Awilda Verdejo: It would behoove today’s younger women to understand that they are who they are because they stand on the shoulders of so many amazing women who came before them. This sense of historical awareness is lacking today in our society. In our country, women like Hillary Clinton, Madeline Albright, Maya Angelou, Toni Morrison, Laura Bush, Michelle Obama, Meryl Streep, and these are just some of the women who are still with us, are marvelous examples of strong powerful women. Some, like Laura Bush and Michelle Obama express their femininity more unabashedly. I can’t begin to speak about the women in other cultures in other countries, for instance, like the Queen of Jordan, a beautiful, strong, powerful woman. There is so much feminine strength and power around us if we would only take stock and drink from it. The Lindsey Lohans and Britney Spears are examples of young women who have anaesthetized their bodies in order not to feel, which simply means they have left their bodies and have no voice.

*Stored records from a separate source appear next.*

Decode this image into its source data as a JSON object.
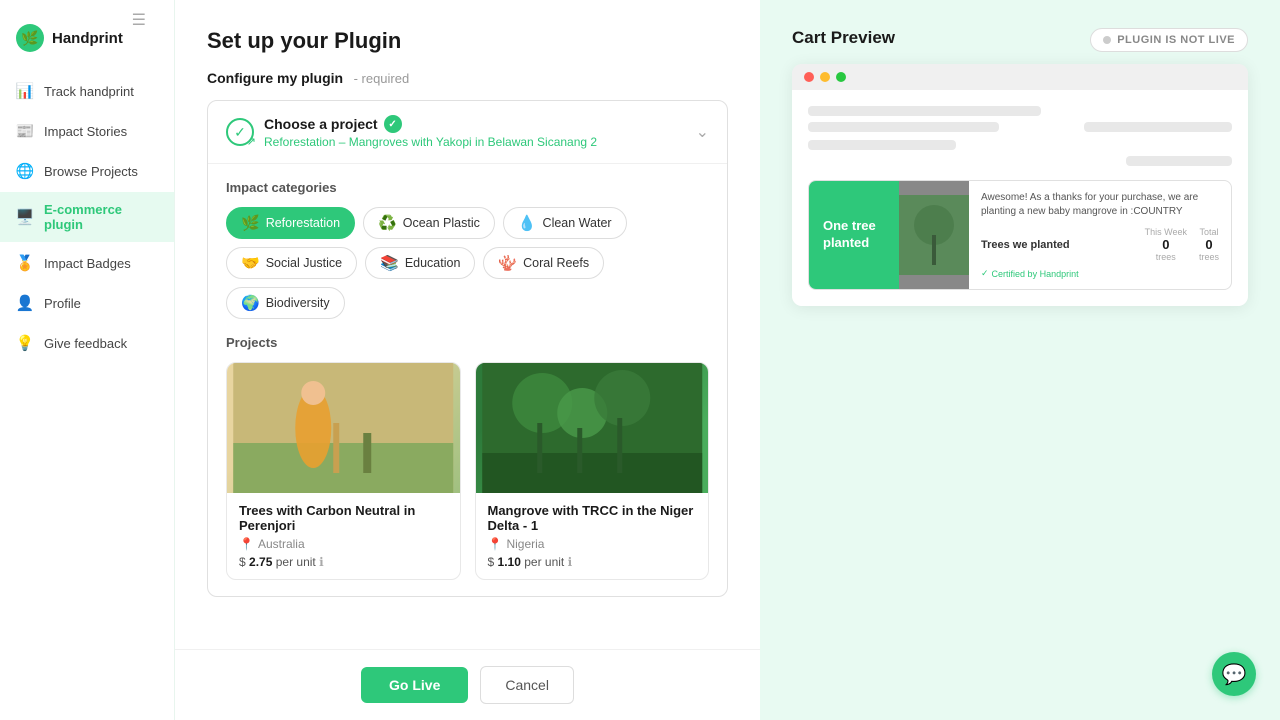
{
  "app": {
    "logo_icon": "🌿",
    "logo_text": "Handprint"
  },
  "sidebar": {
    "items": [
      {
        "id": "track",
        "icon": "📊",
        "label": "Track handprint",
        "active": false
      },
      {
        "id": "stories",
        "icon": "📰",
        "label": "Impact Stories",
        "active": false
      },
      {
        "id": "browse",
        "icon": "🌐",
        "label": "Browse Projects",
        "active": false
      },
      {
        "id": "ecommerce",
        "icon": "🖥️",
        "label": "E-commerce plugin",
        "active": true
      },
      {
        "id": "badges",
        "icon": "🏅",
        "label": "Impact Badges",
        "active": false
      },
      {
        "id": "profile",
        "icon": "👤",
        "label": "Profile",
        "active": false
      },
      {
        "id": "feedback",
        "icon": "💡",
        "label": "Give feedback",
        "active": false
      }
    ]
  },
  "main": {
    "page_title": "Set up your Plugin",
    "configure_label": "Configure my plugin",
    "configure_required": "- required",
    "choose_project": {
      "title": "Choose a project",
      "subtitle": "Reforestation – Mangroves with Yakopi in Belawan Sicanang 2"
    },
    "impact_categories": {
      "title": "Impact categories",
      "items": [
        {
          "id": "reforestation",
          "icon": "🌿",
          "label": "Reforestation",
          "active": true
        },
        {
          "id": "ocean-plastic",
          "icon": "♻️",
          "label": "Ocean Plastic",
          "active": false
        },
        {
          "id": "clean-water",
          "icon": "💧",
          "label": "Clean Water",
          "active": false
        },
        {
          "id": "social-justice",
          "icon": "🤝",
          "label": "Social Justice",
          "active": false
        },
        {
          "id": "education",
          "icon": "📚",
          "label": "Education",
          "active": false
        },
        {
          "id": "coral-reefs",
          "icon": "🪸",
          "label": "Coral Reefs",
          "active": false
        },
        {
          "id": "biodiversity",
          "icon": "🌍",
          "label": "Biodiversity",
          "active": false
        }
      ]
    },
    "projects": {
      "title": "Projects",
      "items": [
        {
          "id": "proj1",
          "name": "Trees with Carbon Neutral in Perenjori",
          "location": "Australia",
          "price": "2.75",
          "unit": "per unit"
        },
        {
          "id": "proj2",
          "name": "Mangrove with TRCC in the Niger Delta - 1",
          "location": "Nigeria",
          "price": "1.10",
          "unit": "per unit"
        }
      ]
    }
  },
  "footer": {
    "go_live_label": "Go Live",
    "cancel_label": "Cancel"
  },
  "right_panel": {
    "title": "Cart Preview",
    "plugin_status": "PLUGIN IS NOT LIVE",
    "widget": {
      "green_text_line1": "One tree",
      "green_text_line2": "planted",
      "message": "Awesome! As a thanks for your purchase, we are planting a new baby mangrove in :COUNTRY",
      "trees_label": "Trees we planted",
      "this_week_label": "This Week",
      "this_week_value": "0",
      "this_week_unit": "trees",
      "total_label": "Total",
      "total_value": "0",
      "total_unit": "trees",
      "certified_text": "Certified by Handprint"
    }
  }
}
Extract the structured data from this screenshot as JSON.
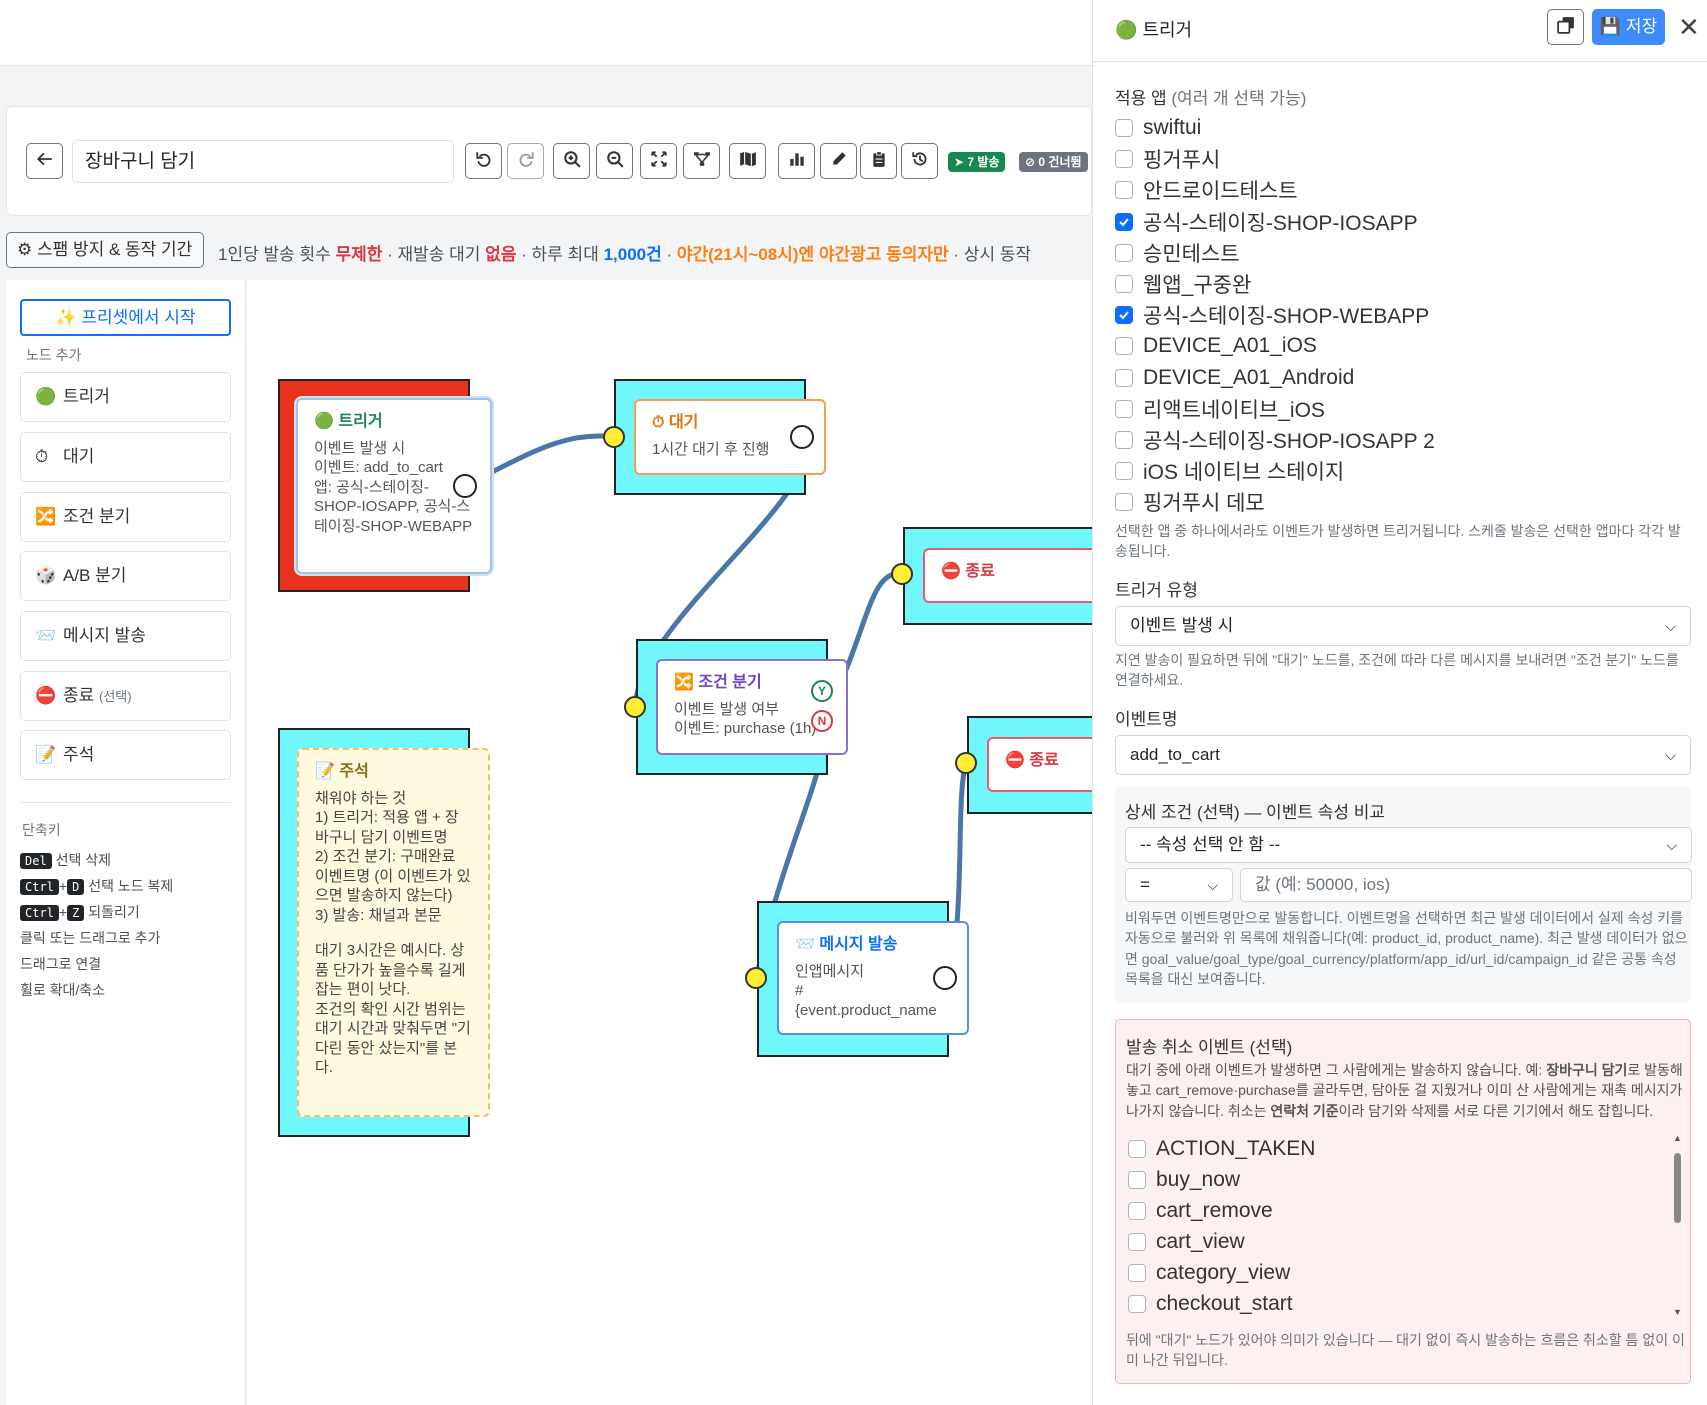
{
  "toolbar": {
    "title_value": "장바구니 담기",
    "badge_sent": "7 발송",
    "badge_skipped": "0 건너뜀"
  },
  "spam": {
    "button_label": "스팸 방지 & 동작 기간",
    "t1": "1인당 발송 횟수 ",
    "v1": "무제한",
    "t2": " · 재발송 대기 ",
    "v2": "없음",
    "t3": " · 하루 최대 ",
    "v3": "1,000건",
    "t4": " · ",
    "v4": "야간(21시~08시)엔 야간광고 동의자만",
    "t5": " · 상시 동작"
  },
  "palette": {
    "preset_button": "프리셋에서 시작",
    "section_label": "노드 추가",
    "items": [
      {
        "icon": "🟢",
        "label": "트리거",
        "sub": ""
      },
      {
        "icon": "⏱",
        "label": "대기",
        "sub": ""
      },
      {
        "icon": "🔀",
        "label": "조건 분기",
        "sub": ""
      },
      {
        "icon": "🎲",
        "label": "A/B 분기",
        "sub": ""
      },
      {
        "icon": "📨",
        "label": "메시지 발송",
        "sub": ""
      },
      {
        "icon": "⛔",
        "label": "종료",
        "sub": "(선택)"
      },
      {
        "icon": "📝",
        "label": "주석",
        "sub": ""
      }
    ],
    "shortcuts_title": "단축키",
    "shortcuts": {
      "del_key": "Del",
      "del_label": "선택 삭제",
      "ctrl": "Ctrl",
      "plus": "+",
      "d_key": "D",
      "dup_label": "선택 노드 복제",
      "z_key": "Z",
      "undo_label": "되돌리기",
      "click_add": "클릭 또는 드래그로 추가",
      "drag_connect": "드래그로 연결",
      "wheel_zoom": "휠로 확대/축소"
    }
  },
  "nodes": {
    "trigger": {
      "icon": "🟢",
      "title": "트리거",
      "l1": "이벤트 발생 시",
      "l2": "이벤트: add_to_cart",
      "l3": "앱: 공식-스테이징-SHOP-IOSAPP, 공식-스테이징-SHOP-WEBAPP"
    },
    "wait": {
      "icon": "⏱",
      "title": "대기",
      "l1": "1시간 대기 후 진행"
    },
    "end1": {
      "icon": "⛔",
      "title": "종료"
    },
    "end2": {
      "icon": "⛔",
      "title": "종료"
    },
    "cond": {
      "icon": "🔀",
      "title": "조건 분기",
      "l1": "이벤트 발생 여부",
      "l2": "이벤트: purchase (1h)",
      "yes": "Y",
      "no": "N"
    },
    "msg": {
      "icon": "📨",
      "title": "메시지 발송",
      "l1": "인앱메시지",
      "l2": "#",
      "l3": "{event.product_name"
    },
    "note": {
      "icon": "📝",
      "title": "주석",
      "l1": "채워야 하는 것",
      "l2": "1) 트리거: 적용 앱 + 장바구니 담기 이벤트명",
      "l3": "2) 조건 분기: 구매완료 이벤트명 (이 이벤트가 있으면 발송하지 않는다)",
      "l4": "3) 발송: 채널과 본문",
      "l5": "대기 3시간은 예시다. 상품 단가가 높을수록 길게 잡는 편이 낫다.",
      "l6": "조건의 확인 시간 범위는 대기 시간과 맞춰두면 \"기다린 동안 샀는지\"를 본다."
    }
  },
  "panel": {
    "title": "트리거",
    "save_label": "저장",
    "apps_label": "적용 앱",
    "apps_sub": "(여러 개 선택 가능)",
    "apps": [
      {
        "name": "swiftui",
        "checked": false
      },
      {
        "name": "핑거푸시",
        "checked": false
      },
      {
        "name": "안드로이드테스트",
        "checked": false
      },
      {
        "name": "공식-스테이징-SHOP-IOSAPP",
        "checked": true
      },
      {
        "name": "승민테스트",
        "checked": false
      },
      {
        "name": "웹앱_구중완",
        "checked": false
      },
      {
        "name": "공식-스테이징-SHOP-WEBAPP",
        "checked": true
      },
      {
        "name": "DEVICE_A01_iOS",
        "checked": false
      },
      {
        "name": "DEVICE_A01_Android",
        "checked": false
      },
      {
        "name": "리액트네이티브_iOS",
        "checked": false
      },
      {
        "name": "공식-스테이징-SHOP-IOSAPP 2",
        "checked": false
      },
      {
        "name": "iOS 네이티브 스테이지",
        "checked": false
      },
      {
        "name": "핑거푸시 데모",
        "checked": false
      }
    ],
    "apps_hint": "선택한 앱 중 하나에서라도 이벤트가 발생하면 트리거됩니다. 스케줄 발송은 선택한 앱마다 각각 발송됩니다.",
    "trigger_type_label": "트리거 유형",
    "trigger_type_value": "이벤트 발생 시",
    "trigger_type_hint": "지연 발송이 필요하면 뒤에 \"대기\" 노드를, 조건에 따라 다른 메시지를 보내려면 \"조건 분기\" 노드를 연결하세요.",
    "event_name_label": "이벤트명",
    "event_name_value": "add_to_cart",
    "detail_label": "상세 조건 (선택) — 이벤트 속성 비교",
    "prop_select": "-- 속성 선택 안 함 --",
    "op_select": "=",
    "value_placeholder": "값 (예: 50000, ios)",
    "detail_hint": "비워두면 이벤트명만으로 발동합니다. 이벤트명을 선택하면 최근 발생 데이터에서 실제 속성 키를 자동으로 불러와 위 목록에 채워줍니다(예: product_id, product_name). 최근 발생 데이터가 없으면 goal_value/goal_type/goal_currency/platform/app_id/url_id/campaign_id 같은 공통 속성 목록을 대신 보여줍니다.",
    "cancel_title": "발송 취소 이벤트 (선택)",
    "cancel_hint_a": "대기 중에 아래 이벤트가 발생하면 그 사람에게는 발송하지 않습니다. 예: ",
    "cancel_hint_b": "장바구니 담기",
    "cancel_hint_c": "로 발동해 놓고 cart_remove·purchase를 골라두면, 담아둔 걸 지웠거나 이미 산 사람에게는 재촉 메시지가 나가지 않습니다. 취소는 ",
    "cancel_hint_d": "연락처 기준",
    "cancel_hint_e": "이라 담기와 삭제를 서로 다른 기기에서 해도 잡힙니다.",
    "cancel_events": [
      "ACTION_TAKEN",
      "buy_now",
      "cart_remove",
      "cart_view",
      "category_view",
      "checkout_start"
    ],
    "cancel_footer": "뒤에 \"대기\" 노드가 있어야 의미가 있습니다 — 대기 없이 즉시 발송하는 흐름은 취소할 틈 없이 이미 나간 뒤입니다."
  },
  "colors": {
    "accent": "#0d6efd",
    "node_cyan": "#6ff7fb",
    "node_red": "#e8321e",
    "handle_yellow": "#ffee33",
    "edge": "#4a77a6"
  }
}
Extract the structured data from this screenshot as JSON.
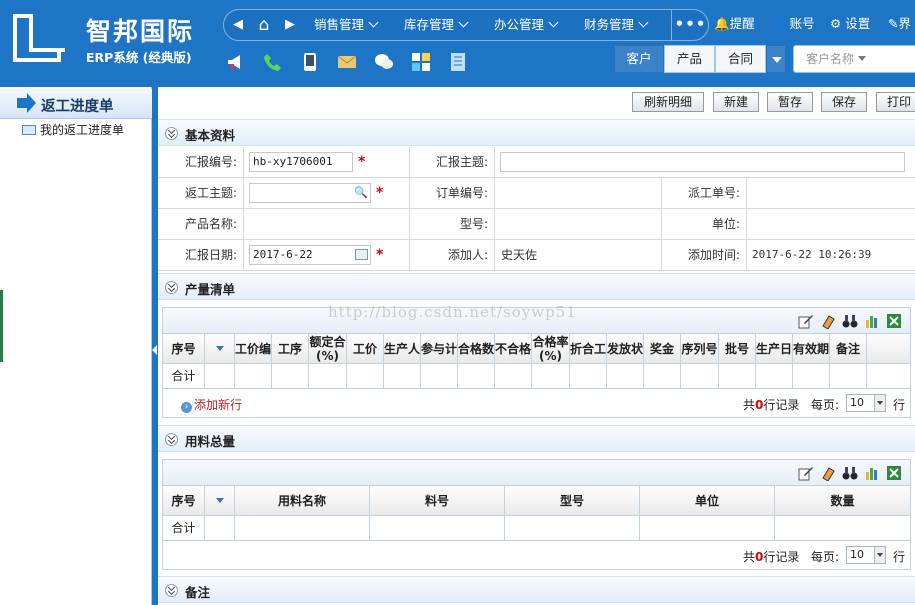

Q: What’s the best advice you would give to women on how to make their dreams come true and live the kind of life they’ve always wanted?
Awilda Verdejo: Come home to your body. Own every inch of your body. Love your body, imperfections and all. Celebrate your body. That is not easy and requires tremendous discipline and hard work. The payoff is reconnecting with your voice and having a voice to create the life that you want.
Q: If a genie popped out of a bottle and could give you one wish, what would that wish be?
Awilda Verdejo: I would want to use my voice to connect with everyone in the world in their own language or dialect because every voice is unique – like a fingerprint. To experience everyone’s unique voice without the filter of translation would be heavenly for me.